## Assigned task
Each line of the listing that includes "title" should be reported.

## Exercise input
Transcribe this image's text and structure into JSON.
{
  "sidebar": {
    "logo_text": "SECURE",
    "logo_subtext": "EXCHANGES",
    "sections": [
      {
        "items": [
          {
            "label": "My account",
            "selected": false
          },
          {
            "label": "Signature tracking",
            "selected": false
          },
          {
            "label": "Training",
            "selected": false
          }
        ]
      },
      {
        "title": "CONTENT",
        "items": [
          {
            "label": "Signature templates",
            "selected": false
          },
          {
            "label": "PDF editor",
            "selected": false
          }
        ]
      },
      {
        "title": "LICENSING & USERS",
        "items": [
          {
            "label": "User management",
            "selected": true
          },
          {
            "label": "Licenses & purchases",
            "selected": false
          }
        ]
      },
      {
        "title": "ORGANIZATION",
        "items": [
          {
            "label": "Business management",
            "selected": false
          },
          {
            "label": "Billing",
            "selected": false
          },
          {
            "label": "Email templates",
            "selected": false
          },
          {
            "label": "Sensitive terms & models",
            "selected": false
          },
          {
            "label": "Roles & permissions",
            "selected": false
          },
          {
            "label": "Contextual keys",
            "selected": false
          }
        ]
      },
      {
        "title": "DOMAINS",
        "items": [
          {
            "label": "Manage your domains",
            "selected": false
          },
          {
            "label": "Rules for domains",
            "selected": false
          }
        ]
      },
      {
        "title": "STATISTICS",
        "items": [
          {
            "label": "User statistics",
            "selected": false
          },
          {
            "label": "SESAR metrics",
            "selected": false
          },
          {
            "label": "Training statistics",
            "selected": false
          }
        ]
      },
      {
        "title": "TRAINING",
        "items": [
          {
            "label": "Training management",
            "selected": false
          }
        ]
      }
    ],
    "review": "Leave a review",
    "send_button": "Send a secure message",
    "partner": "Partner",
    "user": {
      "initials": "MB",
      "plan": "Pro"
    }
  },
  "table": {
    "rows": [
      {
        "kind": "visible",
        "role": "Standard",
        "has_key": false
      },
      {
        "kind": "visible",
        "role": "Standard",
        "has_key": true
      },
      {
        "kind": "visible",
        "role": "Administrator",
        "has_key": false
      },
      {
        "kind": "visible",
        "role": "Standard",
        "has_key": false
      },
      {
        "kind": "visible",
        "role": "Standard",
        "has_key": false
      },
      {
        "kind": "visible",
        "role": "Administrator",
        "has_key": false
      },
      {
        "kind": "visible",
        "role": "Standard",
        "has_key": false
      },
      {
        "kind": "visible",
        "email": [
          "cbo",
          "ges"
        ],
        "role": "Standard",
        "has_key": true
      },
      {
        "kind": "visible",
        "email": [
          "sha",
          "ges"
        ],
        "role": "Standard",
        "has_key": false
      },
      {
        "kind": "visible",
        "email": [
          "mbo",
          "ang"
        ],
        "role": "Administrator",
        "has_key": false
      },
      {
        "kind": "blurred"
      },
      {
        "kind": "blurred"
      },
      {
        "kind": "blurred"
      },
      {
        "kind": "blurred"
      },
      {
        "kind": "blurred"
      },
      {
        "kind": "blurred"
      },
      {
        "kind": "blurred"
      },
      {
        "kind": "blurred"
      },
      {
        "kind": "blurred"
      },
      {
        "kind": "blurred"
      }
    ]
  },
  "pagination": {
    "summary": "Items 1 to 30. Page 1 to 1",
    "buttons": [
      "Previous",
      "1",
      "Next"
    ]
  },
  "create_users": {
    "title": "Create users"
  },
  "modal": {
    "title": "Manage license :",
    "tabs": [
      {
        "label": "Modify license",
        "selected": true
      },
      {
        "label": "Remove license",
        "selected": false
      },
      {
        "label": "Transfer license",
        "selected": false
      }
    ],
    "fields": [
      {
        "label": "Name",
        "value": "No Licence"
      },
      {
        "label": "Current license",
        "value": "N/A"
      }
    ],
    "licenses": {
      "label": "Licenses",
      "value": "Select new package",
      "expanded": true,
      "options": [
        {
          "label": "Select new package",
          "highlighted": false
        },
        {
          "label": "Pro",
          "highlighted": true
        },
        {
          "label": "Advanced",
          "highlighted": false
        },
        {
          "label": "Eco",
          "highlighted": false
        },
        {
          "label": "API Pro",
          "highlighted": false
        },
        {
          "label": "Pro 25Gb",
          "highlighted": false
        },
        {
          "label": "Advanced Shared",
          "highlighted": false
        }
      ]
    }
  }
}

## Task result
        "title": "CONTENT",
        "title": "LICENSING & USERS",
        "title": "ORGANIZATION",
        "title": "DOMAINS",
        "title": "STATISTICS",
        "title": "TRAINING",
    "title": "Create users"
    "title": "Manage license :",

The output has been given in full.